    May 18, 2010

  • "'He pranced about, keeping a stable of race-horses and entertaining like a lord-lieutenant and covering his wife with diamonds and taffeta mantuas...'

    "'Taffeta mantuas, Captain Goole?' cried his wife.

    "'Well, expensive garments. Paduasoy—Indian muslin—silk: all that kind of thing. And a fur pelisse.'

    "'How I should love some diamonds and a fur pelisse,' said Mrs Goole, but not aloud: and she conceived a rather favourable opinion of Captain Aubrey."
    --Patrick O'Brian, The Reverse of the Medal, 12

    February 24, 2008

  • "...and Sophie was to buy herself a new pelisse, a fine new tippet..."
    --Patrick O'Brian, The Ionian Mission, 297

    February 14, 2008

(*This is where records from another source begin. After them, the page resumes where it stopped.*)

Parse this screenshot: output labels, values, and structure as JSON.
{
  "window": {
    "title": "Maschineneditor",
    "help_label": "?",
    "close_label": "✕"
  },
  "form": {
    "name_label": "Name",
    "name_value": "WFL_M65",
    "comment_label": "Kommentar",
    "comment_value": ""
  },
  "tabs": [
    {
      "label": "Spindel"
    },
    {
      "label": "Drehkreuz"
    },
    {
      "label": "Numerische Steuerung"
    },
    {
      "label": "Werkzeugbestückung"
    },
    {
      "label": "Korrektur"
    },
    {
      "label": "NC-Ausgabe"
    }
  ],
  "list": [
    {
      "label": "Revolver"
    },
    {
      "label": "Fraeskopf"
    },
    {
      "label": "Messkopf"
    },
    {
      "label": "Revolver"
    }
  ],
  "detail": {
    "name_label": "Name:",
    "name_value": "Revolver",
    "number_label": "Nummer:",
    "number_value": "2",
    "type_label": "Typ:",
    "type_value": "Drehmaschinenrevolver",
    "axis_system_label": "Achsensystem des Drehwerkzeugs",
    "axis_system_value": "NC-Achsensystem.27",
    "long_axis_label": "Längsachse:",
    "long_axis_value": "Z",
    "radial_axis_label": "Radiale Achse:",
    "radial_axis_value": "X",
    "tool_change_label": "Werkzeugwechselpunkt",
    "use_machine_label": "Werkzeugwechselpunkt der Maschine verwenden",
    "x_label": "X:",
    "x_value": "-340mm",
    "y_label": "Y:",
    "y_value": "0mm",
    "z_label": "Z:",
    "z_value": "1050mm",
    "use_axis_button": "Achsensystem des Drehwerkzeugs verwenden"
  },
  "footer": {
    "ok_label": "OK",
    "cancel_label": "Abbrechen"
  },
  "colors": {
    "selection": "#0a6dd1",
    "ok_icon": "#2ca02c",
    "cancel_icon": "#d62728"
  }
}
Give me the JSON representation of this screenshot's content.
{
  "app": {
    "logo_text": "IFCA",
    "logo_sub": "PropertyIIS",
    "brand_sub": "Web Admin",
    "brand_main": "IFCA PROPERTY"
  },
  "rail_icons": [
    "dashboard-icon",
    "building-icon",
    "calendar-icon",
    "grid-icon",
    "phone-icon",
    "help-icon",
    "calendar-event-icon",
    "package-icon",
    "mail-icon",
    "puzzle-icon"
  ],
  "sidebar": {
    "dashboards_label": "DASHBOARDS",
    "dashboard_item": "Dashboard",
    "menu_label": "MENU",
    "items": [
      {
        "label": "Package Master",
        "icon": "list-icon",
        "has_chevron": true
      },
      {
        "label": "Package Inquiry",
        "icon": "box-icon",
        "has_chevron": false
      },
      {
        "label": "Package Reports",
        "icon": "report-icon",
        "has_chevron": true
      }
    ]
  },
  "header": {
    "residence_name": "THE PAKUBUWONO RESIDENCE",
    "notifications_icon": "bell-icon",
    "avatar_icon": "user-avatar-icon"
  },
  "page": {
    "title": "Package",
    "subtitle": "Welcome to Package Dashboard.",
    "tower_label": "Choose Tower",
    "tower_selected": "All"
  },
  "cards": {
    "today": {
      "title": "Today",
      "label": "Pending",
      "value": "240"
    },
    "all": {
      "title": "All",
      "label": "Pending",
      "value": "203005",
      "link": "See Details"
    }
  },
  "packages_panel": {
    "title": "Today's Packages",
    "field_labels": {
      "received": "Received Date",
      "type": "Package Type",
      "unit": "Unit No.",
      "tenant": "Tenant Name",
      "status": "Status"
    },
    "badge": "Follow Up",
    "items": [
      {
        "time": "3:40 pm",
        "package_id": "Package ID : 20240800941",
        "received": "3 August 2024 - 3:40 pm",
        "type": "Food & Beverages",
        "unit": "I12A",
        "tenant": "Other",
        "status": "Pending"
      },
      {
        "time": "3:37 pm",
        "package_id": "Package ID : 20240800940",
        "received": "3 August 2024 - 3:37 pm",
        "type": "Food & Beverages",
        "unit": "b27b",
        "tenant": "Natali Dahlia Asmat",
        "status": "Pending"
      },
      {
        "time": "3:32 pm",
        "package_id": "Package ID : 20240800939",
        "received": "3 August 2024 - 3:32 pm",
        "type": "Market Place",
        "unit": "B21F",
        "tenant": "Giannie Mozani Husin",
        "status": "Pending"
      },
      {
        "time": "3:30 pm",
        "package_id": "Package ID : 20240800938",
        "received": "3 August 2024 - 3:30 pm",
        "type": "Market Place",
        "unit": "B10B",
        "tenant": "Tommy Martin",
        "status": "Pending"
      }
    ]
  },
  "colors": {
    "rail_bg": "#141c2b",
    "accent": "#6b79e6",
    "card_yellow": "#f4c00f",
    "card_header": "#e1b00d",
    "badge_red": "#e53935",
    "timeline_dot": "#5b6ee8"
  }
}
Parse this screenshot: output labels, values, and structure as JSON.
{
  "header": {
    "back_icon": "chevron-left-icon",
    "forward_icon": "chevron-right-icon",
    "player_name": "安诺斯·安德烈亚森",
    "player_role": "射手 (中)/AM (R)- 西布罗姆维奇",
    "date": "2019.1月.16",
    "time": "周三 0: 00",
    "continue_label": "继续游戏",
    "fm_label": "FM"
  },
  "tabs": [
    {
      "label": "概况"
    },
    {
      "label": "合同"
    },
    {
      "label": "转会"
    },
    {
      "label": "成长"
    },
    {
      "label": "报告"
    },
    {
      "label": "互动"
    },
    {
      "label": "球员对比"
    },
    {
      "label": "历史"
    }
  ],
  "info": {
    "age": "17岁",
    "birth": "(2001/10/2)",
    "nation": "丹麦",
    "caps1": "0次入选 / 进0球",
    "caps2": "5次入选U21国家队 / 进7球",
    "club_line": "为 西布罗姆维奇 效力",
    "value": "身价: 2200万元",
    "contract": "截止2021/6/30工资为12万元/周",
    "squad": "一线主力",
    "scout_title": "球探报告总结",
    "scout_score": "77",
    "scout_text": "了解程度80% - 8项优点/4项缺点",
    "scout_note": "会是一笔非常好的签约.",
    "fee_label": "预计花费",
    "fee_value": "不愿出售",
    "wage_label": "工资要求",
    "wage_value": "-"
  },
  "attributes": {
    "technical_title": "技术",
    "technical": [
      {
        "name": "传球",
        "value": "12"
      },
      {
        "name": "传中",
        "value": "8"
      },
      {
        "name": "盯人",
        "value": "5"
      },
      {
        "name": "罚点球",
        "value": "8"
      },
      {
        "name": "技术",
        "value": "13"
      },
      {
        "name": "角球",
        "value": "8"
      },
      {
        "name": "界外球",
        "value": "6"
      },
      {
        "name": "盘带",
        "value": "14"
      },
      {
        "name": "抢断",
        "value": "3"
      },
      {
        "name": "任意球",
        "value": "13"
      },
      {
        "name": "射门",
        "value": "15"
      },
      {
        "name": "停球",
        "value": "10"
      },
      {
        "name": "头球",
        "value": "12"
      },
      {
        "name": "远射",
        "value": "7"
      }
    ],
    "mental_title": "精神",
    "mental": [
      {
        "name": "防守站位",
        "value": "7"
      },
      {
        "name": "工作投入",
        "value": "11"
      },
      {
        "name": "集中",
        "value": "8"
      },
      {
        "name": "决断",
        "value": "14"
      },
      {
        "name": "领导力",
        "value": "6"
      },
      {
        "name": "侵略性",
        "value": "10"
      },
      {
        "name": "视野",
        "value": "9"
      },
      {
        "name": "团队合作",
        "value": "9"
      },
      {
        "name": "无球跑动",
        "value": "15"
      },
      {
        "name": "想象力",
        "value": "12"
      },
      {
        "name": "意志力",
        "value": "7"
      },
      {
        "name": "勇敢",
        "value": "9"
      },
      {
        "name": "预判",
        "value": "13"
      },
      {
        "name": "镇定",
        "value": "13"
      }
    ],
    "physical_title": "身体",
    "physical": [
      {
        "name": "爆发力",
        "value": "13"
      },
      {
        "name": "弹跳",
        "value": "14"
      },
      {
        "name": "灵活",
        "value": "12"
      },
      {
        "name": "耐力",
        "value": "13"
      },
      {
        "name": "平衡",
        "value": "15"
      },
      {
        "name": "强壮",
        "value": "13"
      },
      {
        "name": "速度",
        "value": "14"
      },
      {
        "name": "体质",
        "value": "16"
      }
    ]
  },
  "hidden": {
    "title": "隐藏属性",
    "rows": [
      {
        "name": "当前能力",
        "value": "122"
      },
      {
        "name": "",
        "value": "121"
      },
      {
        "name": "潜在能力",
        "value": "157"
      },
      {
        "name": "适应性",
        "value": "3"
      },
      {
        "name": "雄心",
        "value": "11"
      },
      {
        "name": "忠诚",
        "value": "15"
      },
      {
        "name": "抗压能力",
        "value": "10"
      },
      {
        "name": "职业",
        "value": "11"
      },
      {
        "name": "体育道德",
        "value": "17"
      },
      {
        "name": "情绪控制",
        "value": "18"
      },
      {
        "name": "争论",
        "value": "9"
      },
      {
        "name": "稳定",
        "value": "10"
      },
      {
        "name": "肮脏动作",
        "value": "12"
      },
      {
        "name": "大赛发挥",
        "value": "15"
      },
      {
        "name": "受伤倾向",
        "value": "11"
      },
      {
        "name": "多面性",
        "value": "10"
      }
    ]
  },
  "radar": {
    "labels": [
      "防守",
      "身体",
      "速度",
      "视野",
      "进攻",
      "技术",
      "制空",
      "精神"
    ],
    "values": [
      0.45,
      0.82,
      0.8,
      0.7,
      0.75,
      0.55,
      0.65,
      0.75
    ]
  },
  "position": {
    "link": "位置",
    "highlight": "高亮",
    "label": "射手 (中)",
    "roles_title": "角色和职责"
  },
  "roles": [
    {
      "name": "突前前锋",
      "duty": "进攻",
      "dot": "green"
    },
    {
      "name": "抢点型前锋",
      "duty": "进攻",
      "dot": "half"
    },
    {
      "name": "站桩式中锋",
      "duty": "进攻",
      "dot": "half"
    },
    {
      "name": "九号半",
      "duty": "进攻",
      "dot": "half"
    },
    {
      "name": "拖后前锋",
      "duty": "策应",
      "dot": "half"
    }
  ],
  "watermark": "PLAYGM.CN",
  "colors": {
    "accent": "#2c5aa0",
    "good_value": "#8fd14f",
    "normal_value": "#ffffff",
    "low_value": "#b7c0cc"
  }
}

  • "In babylinen and pelisse, bigheaded, with a caul of dark hair, fixes big eyes on her fluid slip and counts its bronze buckles with a chubby finger, his moist tongue tolling and lisping." Joyce, Ulysses, 15

    January 1, 2008